- [Work request]: Everything in the listing below must be duplicated exactly.

- [Input]:
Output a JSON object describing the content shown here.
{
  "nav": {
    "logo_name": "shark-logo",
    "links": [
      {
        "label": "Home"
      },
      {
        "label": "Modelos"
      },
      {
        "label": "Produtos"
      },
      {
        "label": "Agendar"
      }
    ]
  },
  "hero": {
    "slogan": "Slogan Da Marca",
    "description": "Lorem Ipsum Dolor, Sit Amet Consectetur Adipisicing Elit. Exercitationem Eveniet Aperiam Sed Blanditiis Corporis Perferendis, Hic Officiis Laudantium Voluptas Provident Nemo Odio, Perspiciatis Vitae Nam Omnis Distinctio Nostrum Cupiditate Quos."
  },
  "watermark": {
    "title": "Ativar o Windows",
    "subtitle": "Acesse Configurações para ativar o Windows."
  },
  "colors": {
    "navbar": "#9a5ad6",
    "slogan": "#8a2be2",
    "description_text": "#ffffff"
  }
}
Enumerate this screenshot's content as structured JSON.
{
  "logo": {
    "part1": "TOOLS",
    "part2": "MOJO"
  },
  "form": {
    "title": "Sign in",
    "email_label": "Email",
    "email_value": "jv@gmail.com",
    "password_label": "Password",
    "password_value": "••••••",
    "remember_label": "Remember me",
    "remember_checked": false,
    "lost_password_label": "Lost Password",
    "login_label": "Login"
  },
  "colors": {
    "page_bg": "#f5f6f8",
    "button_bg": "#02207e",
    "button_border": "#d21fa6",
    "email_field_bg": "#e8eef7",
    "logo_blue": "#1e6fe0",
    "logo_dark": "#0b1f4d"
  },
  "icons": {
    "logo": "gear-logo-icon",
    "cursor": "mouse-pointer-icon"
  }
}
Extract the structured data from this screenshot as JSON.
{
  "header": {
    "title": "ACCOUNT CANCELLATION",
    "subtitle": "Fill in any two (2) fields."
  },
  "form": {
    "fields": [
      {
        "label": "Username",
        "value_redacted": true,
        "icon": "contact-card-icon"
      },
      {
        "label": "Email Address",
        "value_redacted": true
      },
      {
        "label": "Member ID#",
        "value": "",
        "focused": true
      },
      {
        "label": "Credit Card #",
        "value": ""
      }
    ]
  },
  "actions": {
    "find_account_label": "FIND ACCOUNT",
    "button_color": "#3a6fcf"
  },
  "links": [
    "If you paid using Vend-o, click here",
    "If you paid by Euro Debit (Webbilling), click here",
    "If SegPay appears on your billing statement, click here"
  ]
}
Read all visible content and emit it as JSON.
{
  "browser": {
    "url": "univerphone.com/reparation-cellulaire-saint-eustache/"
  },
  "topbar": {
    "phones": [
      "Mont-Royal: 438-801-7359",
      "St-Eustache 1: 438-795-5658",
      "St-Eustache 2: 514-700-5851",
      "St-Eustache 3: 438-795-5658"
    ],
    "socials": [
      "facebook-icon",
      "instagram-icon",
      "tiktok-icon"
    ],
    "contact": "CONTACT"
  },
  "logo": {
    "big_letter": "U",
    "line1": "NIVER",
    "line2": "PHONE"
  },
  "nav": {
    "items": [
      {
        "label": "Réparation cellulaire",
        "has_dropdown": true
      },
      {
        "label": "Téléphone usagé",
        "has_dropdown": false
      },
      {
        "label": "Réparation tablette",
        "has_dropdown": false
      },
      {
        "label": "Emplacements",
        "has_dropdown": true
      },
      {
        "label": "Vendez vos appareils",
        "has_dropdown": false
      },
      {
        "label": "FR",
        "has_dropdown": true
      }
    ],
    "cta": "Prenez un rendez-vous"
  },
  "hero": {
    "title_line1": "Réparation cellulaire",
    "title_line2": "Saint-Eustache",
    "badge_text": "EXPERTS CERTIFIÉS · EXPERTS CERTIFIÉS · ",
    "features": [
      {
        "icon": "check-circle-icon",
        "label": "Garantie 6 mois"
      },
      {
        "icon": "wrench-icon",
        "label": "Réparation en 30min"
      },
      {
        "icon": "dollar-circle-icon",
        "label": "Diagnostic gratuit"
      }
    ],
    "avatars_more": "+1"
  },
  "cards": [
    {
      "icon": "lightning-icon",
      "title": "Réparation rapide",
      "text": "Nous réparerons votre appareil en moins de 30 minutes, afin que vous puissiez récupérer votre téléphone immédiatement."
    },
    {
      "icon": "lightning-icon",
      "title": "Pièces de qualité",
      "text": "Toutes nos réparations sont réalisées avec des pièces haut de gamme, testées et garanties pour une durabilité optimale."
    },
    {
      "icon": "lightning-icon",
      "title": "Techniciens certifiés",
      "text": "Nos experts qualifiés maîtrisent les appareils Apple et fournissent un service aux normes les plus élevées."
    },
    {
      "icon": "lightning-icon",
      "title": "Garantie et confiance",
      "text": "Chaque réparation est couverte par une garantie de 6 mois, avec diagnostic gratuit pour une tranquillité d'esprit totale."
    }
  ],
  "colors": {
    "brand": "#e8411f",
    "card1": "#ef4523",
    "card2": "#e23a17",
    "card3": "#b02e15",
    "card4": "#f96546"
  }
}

- [Answer box]:
Output a JSON object describing the content shown here.
{
  "nav": {
    "logo_name": "shark-logo",
    "links": [
      {
        "label": "Home"
      },
      {
        "label": "Modelos"
      },
      {
        "label": "Produtos"
      },
      {
        "label": "Agendar"
      }
    ]
  },
  "hero": {
    "slogan": "Slogan Da Marca",
    "description": "Lorem Ipsum Dolor, Sit Amet Consectetur Adipisicing Elit. Exercitationem Eveniet Aperiam Sed Blanditiis Corporis Perferendis, Hic Officiis Laudantium Voluptas Provident Nemo Odio, Perspiciatis Vitae Nam Omnis Distinctio Nostrum Cupiditate Quos."
  },
  "watermark": {
    "title": "Ativar o Windows",
    "subtitle": "Acesse Configurações para ativar o Windows."
  },
  "colors": {
    "navbar": "#9a5ad6",
    "slogan": "#8a2be2",
    "description_text": "#ffffff"
  }
}
Enumerate this screenshot's content as structured JSON.
{
  "logo": {
    "part1": "TOOLS",
    "part2": "MOJO"
  },
  "form": {
    "title": "Sign in",
    "email_label": "Email",
    "email_value": "jv@gmail.com",
    "password_label": "Password",
    "password_value": "••••••",
    "remember_label": "Remember me",
    "remember_checked": false,
    "lost_password_label": "Lost Password",
    "login_label": "Login"
  },
  "colors": {
    "page_bg": "#f5f6f8",
    "button_bg": "#02207e",
    "button_border": "#d21fa6",
    "email_field_bg": "#e8eef7",
    "logo_blue": "#1e6fe0",
    "logo_dark": "#0b1f4d"
  },
  "icons": {
    "logo": "gear-logo-icon",
    "cursor": "mouse-pointer-icon"
  }
}
Extract the structured data from this screenshot as JSON.
{
  "header": {
    "title": "ACCOUNT CANCELLATION",
    "subtitle": "Fill in any two (2) fields."
  },
  "form": {
    "fields": [
      {
        "label": "Username",
        "value_redacted": true,
        "icon": "contact-card-icon"
      },
      {
        "label": "Email Address",
        "value_redacted": true
      },
      {
        "label": "Member ID#",
        "value": "",
        "focused": true
      },
      {
        "label": "Credit Card #",
        "value": ""
      }
    ]
  },
  "actions": {
    "find_account_label": "FIND ACCOUNT",
    "button_color": "#3a6fcf"
  },
  "links": [
    "If you paid using Vend-o, click here",
    "If you paid by Euro Debit (Webbilling), click here",
    "If SegPay appears on your billing statement, click here"
  ]
}
Read all visible content and emit it as JSON.
{
  "browser": {
    "url": "univerphone.com/reparation-cellulaire-saint-eustache/"
  },
  "topbar": {
    "phones": [
      "Mont-Royal: 438-801-7359",
      "St-Eustache 1: 438-795-5658",
      "St-Eustache 2: 514-700-5851",
      "St-Eustache 3: 438-795-5658"
    ],
    "socials": [
      "facebook-icon",
      "instagram-icon",
      "tiktok-icon"
    ],
    "contact": "CONTACT"
  },
  "logo": {
    "big_letter": "U",
    "line1": "NIVER",
    "line2": "PHONE"
  },
  "nav": {
    "items": [
      {
        "label": "Réparation cellulaire",
        "has_dropdown": true
      },
      {
        "label": "Téléphone usagé",
        "has_dropdown": false
      },
      {
        "label": "Réparation tablette",
        "has_dropdown": false
      },
      {
        "label": "Emplacements",
        "has_dropdown": true
      },
      {
        "label": "Vendez vos appareils",
        "has_dropdown": false
      },
      {
        "label": "FR",
        "has_dropdown": true
      }
    ],
    "cta": "Prenez un rendez-vous"
  },
  "hero": {
    "title_line1": "Réparation cellulaire",
    "title_line2": "Saint-Eustache",
    "badge_text": "EXPERTS CERTIFIÉS · EXPERTS CERTIFIÉS · ",
    "features": [
      {
        "icon": "check-circle-icon",
        "label": "Garantie 6 mois"
      },
      {
        "icon": "wrench-icon",
        "label": "Réparation en 30min"
      },
      {
        "icon": "dollar-circle-icon",
        "label": "Diagnostic gratuit"
      }
    ],
    "avatars_more": "+1"
  },
  "cards": [
    {
      "icon": "lightning-icon",
      "title": "Réparation rapide",
      "text": "Nous réparerons votre appareil en moins de 30 minutes, afin que vous puissiez récupérer votre téléphone immédiatement."
    },
    {
      "icon": "lightning-icon",
      "title": "Pièces de qualité",
      "text": "Toutes nos réparations sont réalisées avec des pièces haut de gamme, testées et garanties pour une durabilité optimale."
    },
    {
      "icon": "lightning-icon",
      "title": "Techniciens certifiés",
      "text": "Nos experts qualifiés maîtrisent les appareils Apple et fournissent un service aux normes les plus élevées."
    },
    {
      "icon": "lightning-icon",
      "title": "Garantie et confiance",
      "text": "Chaque réparation est couverte par une garantie de 6 mois, avec diagnostic gratuit pour une tranquillité d'esprit totale."
    }
  ],
  "colors": {
    "brand": "#e8411f",
    "card1": "#ef4523",
    "card2": "#e23a17",
    "card3": "#b02e15",
    "card4": "#f96546"
  }
}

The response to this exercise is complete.